What to produce: Determine how many lines of the material hold the word "icon", and answer with the number only.

Available data:
- Opening Delimiter -

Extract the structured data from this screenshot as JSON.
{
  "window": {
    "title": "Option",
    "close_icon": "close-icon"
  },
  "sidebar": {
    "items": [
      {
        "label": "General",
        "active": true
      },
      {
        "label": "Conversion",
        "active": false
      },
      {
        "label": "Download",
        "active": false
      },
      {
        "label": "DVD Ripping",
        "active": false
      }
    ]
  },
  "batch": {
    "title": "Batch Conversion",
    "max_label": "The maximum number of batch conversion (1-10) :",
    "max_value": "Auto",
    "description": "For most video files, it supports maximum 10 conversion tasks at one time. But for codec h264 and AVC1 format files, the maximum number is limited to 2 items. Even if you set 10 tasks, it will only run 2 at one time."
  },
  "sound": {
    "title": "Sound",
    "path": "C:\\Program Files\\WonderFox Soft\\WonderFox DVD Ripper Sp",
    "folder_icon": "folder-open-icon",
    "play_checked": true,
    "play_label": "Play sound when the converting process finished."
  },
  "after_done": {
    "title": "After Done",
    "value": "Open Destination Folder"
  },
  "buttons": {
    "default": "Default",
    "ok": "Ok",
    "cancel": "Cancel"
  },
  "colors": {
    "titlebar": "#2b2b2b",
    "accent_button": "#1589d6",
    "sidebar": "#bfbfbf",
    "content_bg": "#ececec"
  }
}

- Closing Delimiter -

Answer box: 2